TO DO
When you have gone through the records, report how many lines include "劲仔食品", giving the number and nothing more.

RECORD SET
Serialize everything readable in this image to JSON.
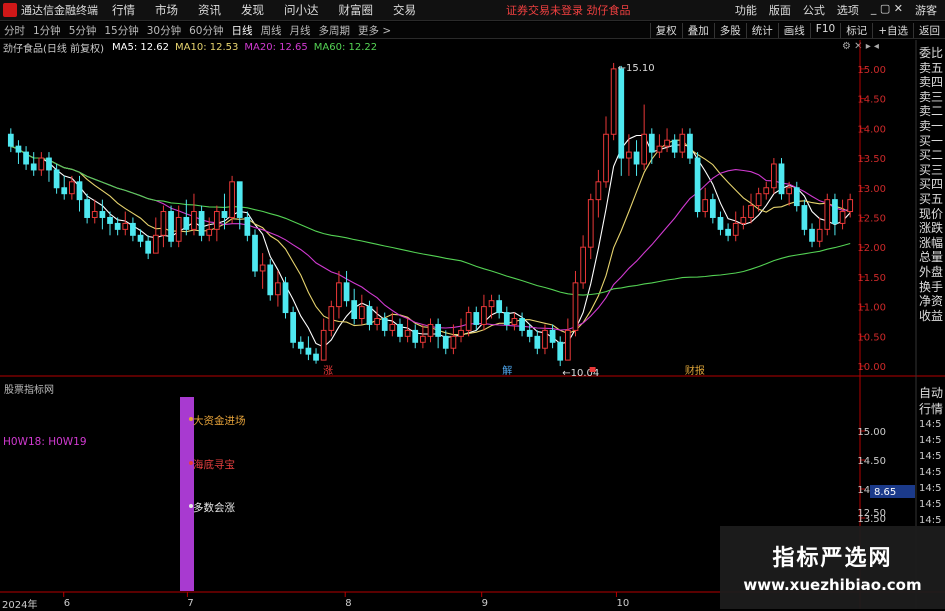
{
  "menubar": {
    "app_title": "通达信金融终端",
    "menus": [
      "行情",
      "市场",
      "资讯",
      "发现",
      "问小达",
      "财富圈",
      "交易"
    ],
    "alert": "证券交易未登录 劲仔食品",
    "right_items": [
      "功能",
      "版面",
      "公式",
      "选项"
    ],
    "window_controls": "_ ▢ ✕",
    "guest": "游客"
  },
  "periodbar": {
    "tabs": [
      "分时",
      "1分钟",
      "5分钟",
      "15分钟",
      "30分钟",
      "60分钟",
      "日线",
      "周线",
      "月线",
      "多周期",
      "更多 >"
    ],
    "active": "日线",
    "right_buttons": [
      "复权",
      "叠加",
      "多股",
      "统计",
      "画线",
      "F10",
      "标记",
      "+自选",
      "返回"
    ]
  },
  "chart_header": {
    "stock": "劲仔食品(日线 前复权)",
    "ma5": "MA5: 12.62",
    "ma10": "MA10: 12.53",
    "ma20": "MA20: 12.65",
    "ma60": "MA60: 12.22",
    "icons": "⚙ ✕ ▸ ◂"
  },
  "right_panel": [
    "委比",
    "卖五",
    "卖四",
    "卖三",
    "卖二",
    "卖一",
    "买一",
    "买二",
    "买三",
    "买四",
    "买五",
    "现价",
    "涨跌",
    "涨幅",
    "总量",
    "外盘",
    "换手",
    "净资",
    "收益"
  ],
  "right_panel_bottom": [
    "自动",
    "行情",
    "14:5",
    "14:5",
    "14:5",
    "14:5",
    "14:5",
    "14:5",
    "14:5"
  ],
  "colors": {
    "up": "#e83838",
    "down": "#4fe8f0",
    "ma5": "#ffffff",
    "ma10": "#e6d36e",
    "ma20": "#d03ad0",
    "ma60": "#54d254",
    "axis": "#b40000",
    "grid": "#3a0000"
  },
  "chart_data": {
    "type": "candlestick",
    "title": "劲仔食品(日线 前复权)",
    "xlabel": "",
    "ylabel": "",
    "ylim": [
      9.9,
      15.2
    ],
    "yticks": [
      "15.00",
      "14.50",
      "14.00",
      "13.50",
      "13.00",
      "12.50",
      "12.00",
      "11.50",
      "11.00",
      "10.50",
      "10.00"
    ],
    "x_month_labels": [
      "2024年",
      "6",
      "7",
      "8",
      "9",
      "10"
    ],
    "annotations": {
      "high": "15.10",
      "low": "10.04"
    },
    "event_markers": [
      "涨",
      "解",
      "",
      "财报"
    ],
    "moving_averages": {
      "MA5": 12.62,
      "MA10": 12.53,
      "MA20": 12.65,
      "MA60": 12.22
    },
    "candles": [
      [
        13.9,
        13.7,
        14.0,
        13.6
      ],
      [
        13.7,
        13.6,
        13.8,
        13.4
      ],
      [
        13.6,
        13.4,
        13.7,
        13.3
      ],
      [
        13.4,
        13.3,
        13.6,
        13.2
      ],
      [
        13.3,
        13.5,
        13.6,
        13.2
      ],
      [
        13.5,
        13.3,
        13.6,
        13.1
      ],
      [
        13.3,
        13.0,
        13.4,
        12.9
      ],
      [
        13.0,
        12.9,
        13.2,
        12.8
      ],
      [
        12.9,
        13.1,
        13.2,
        12.8
      ],
      [
        13.1,
        12.8,
        13.2,
        12.6
      ],
      [
        12.8,
        12.5,
        12.9,
        12.4
      ],
      [
        12.5,
        12.6,
        12.8,
        12.4
      ],
      [
        12.6,
        12.5,
        12.8,
        12.3
      ],
      [
        12.5,
        12.4,
        12.6,
        12.2
      ],
      [
        12.4,
        12.3,
        12.5,
        12.2
      ],
      [
        12.3,
        12.4,
        12.6,
        12.2
      ],
      [
        12.4,
        12.2,
        12.5,
        12.1
      ],
      [
        12.2,
        12.1,
        12.3,
        12.0
      ],
      [
        12.1,
        11.9,
        12.2,
        11.8
      ],
      [
        11.9,
        12.2,
        12.5,
        11.9
      ],
      [
        12.2,
        12.6,
        12.7,
        12.0
      ],
      [
        12.6,
        12.1,
        12.7,
        12.0
      ],
      [
        12.1,
        12.5,
        12.7,
        12.0
      ],
      [
        12.5,
        12.3,
        12.8,
        12.2
      ],
      [
        12.3,
        12.6,
        12.9,
        12.2
      ],
      [
        12.6,
        12.2,
        12.7,
        12.1
      ],
      [
        12.2,
        12.3,
        12.5,
        12.1
      ],
      [
        12.3,
        12.6,
        12.7,
        12.1
      ],
      [
        12.6,
        12.5,
        12.9,
        12.3
      ],
      [
        12.5,
        13.1,
        13.2,
        12.4
      ],
      [
        13.1,
        12.5,
        13.1,
        12.3
      ],
      [
        12.5,
        12.2,
        12.6,
        12.1
      ],
      [
        12.2,
        11.6,
        12.3,
        11.5
      ],
      [
        11.6,
        11.7,
        11.9,
        11.3
      ],
      [
        11.7,
        11.2,
        11.8,
        11.1
      ],
      [
        11.2,
        11.4,
        11.6,
        11.0
      ],
      [
        11.4,
        10.9,
        11.5,
        10.8
      ],
      [
        10.9,
        10.4,
        11.0,
        10.3
      ],
      [
        10.4,
        10.3,
        10.5,
        10.2
      ],
      [
        10.3,
        10.2,
        10.5,
        10.1
      ],
      [
        10.2,
        10.1,
        10.3,
        10.04
      ],
      [
        10.1,
        10.6,
        10.8,
        10.1
      ],
      [
        10.6,
        11.0,
        11.1,
        10.5
      ],
      [
        11.0,
        11.4,
        11.6,
        10.8
      ],
      [
        11.4,
        11.1,
        11.6,
        11.0
      ],
      [
        11.1,
        10.8,
        11.3,
        10.7
      ],
      [
        10.8,
        11.0,
        11.2,
        10.7
      ],
      [
        11.0,
        10.7,
        11.1,
        10.6
      ],
      [
        10.7,
        10.8,
        11.0,
        10.6
      ],
      [
        10.8,
        10.6,
        10.9,
        10.5
      ],
      [
        10.6,
        10.7,
        10.9,
        10.5
      ],
      [
        10.7,
        10.5,
        10.8,
        10.4
      ],
      [
        10.5,
        10.6,
        10.8,
        10.4
      ],
      [
        10.6,
        10.4,
        10.7,
        10.3
      ],
      [
        10.4,
        10.5,
        10.7,
        10.3
      ],
      [
        10.5,
        10.7,
        10.8,
        10.4
      ],
      [
        10.7,
        10.5,
        10.8,
        10.3
      ],
      [
        10.5,
        10.3,
        10.6,
        10.2
      ],
      [
        10.3,
        10.5,
        10.7,
        10.2
      ],
      [
        10.5,
        10.6,
        10.8,
        10.4
      ],
      [
        10.6,
        10.9,
        11.0,
        10.5
      ],
      [
        10.9,
        10.7,
        11.0,
        10.6
      ],
      [
        10.7,
        11.0,
        11.2,
        10.6
      ],
      [
        11.0,
        11.1,
        11.2,
        10.8
      ],
      [
        11.1,
        10.9,
        11.2,
        10.8
      ],
      [
        10.9,
        10.7,
        11.0,
        10.6
      ],
      [
        10.7,
        10.8,
        10.9,
        10.6
      ],
      [
        10.8,
        10.6,
        10.9,
        10.5
      ],
      [
        10.6,
        10.5,
        10.7,
        10.4
      ],
      [
        10.5,
        10.3,
        10.6,
        10.2
      ],
      [
        10.3,
        10.6,
        10.7,
        10.2
      ],
      [
        10.6,
        10.4,
        10.7,
        10.3
      ],
      [
        10.4,
        10.1,
        10.5,
        10.0
      ],
      [
        10.1,
        10.6,
        10.8,
        10.1
      ],
      [
        10.6,
        11.4,
        11.6,
        10.5
      ],
      [
        11.4,
        12.0,
        12.2,
        11.3
      ],
      [
        12.0,
        12.8,
        12.9,
        11.8
      ],
      [
        12.8,
        13.1,
        13.3,
        12.5
      ],
      [
        13.1,
        13.9,
        14.2,
        13.0
      ],
      [
        13.9,
        15.0,
        15.1,
        13.8
      ],
      [
        15.0,
        13.5,
        15.05,
        13.2
      ],
      [
        13.5,
        13.6,
        13.9,
        13.2
      ],
      [
        13.6,
        13.4,
        13.8,
        13.2
      ],
      [
        13.4,
        13.9,
        14.4,
        13.3
      ],
      [
        13.9,
        13.6,
        14.0,
        13.4
      ],
      [
        13.6,
        13.7,
        13.9,
        13.5
      ],
      [
        13.7,
        13.8,
        14.0,
        13.6
      ],
      [
        13.8,
        13.6,
        13.9,
        13.5
      ],
      [
        13.6,
        13.9,
        14.0,
        13.5
      ],
      [
        13.9,
        13.5,
        14.0,
        13.4
      ],
      [
        13.5,
        12.6,
        13.6,
        12.5
      ],
      [
        12.6,
        12.8,
        13.0,
        12.5
      ],
      [
        12.8,
        12.5,
        12.9,
        12.4
      ],
      [
        12.5,
        12.3,
        12.6,
        12.2
      ],
      [
        12.3,
        12.2,
        12.4,
        12.1
      ],
      [
        12.2,
        12.4,
        12.6,
        12.1
      ],
      [
        12.4,
        12.5,
        12.7,
        12.3
      ],
      [
        12.5,
        12.7,
        12.9,
        12.4
      ],
      [
        12.7,
        12.9,
        13.0,
        12.6
      ],
      [
        12.9,
        13.0,
        13.1,
        12.8
      ],
      [
        13.0,
        13.4,
        13.5,
        12.9
      ],
      [
        13.4,
        12.9,
        13.5,
        12.8
      ],
      [
        12.9,
        13.0,
        13.1,
        12.7
      ],
      [
        13.0,
        12.7,
        13.1,
        12.6
      ],
      [
        12.7,
        12.3,
        12.8,
        12.2
      ],
      [
        12.3,
        12.1,
        12.4,
        12.0
      ],
      [
        12.1,
        12.3,
        12.5,
        12.0
      ],
      [
        12.3,
        12.8,
        12.9,
        12.2
      ],
      [
        12.8,
        12.4,
        12.9,
        12.2
      ],
      [
        12.4,
        12.6,
        12.8,
        12.3
      ],
      [
        12.6,
        12.8,
        12.9,
        12.5
      ]
    ]
  },
  "indicator": {
    "title": "股票指标网",
    "lines": "H0W18: H0W19",
    "signals": [
      "大资金进场",
      "海底寻宝",
      "多数会涨"
    ],
    "yticks": [
      "15.00",
      "14.50",
      "14.00",
      "13.50",
      "13.00"
    ],
    "cur_label": "8.65",
    "low_tick": "12.50",
    "x_label": "2024年"
  },
  "watermark": {
    "line1": "指标严选网",
    "line2": "www.xuezhibiao.com"
  }
}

EXERCISE RESPONSE
3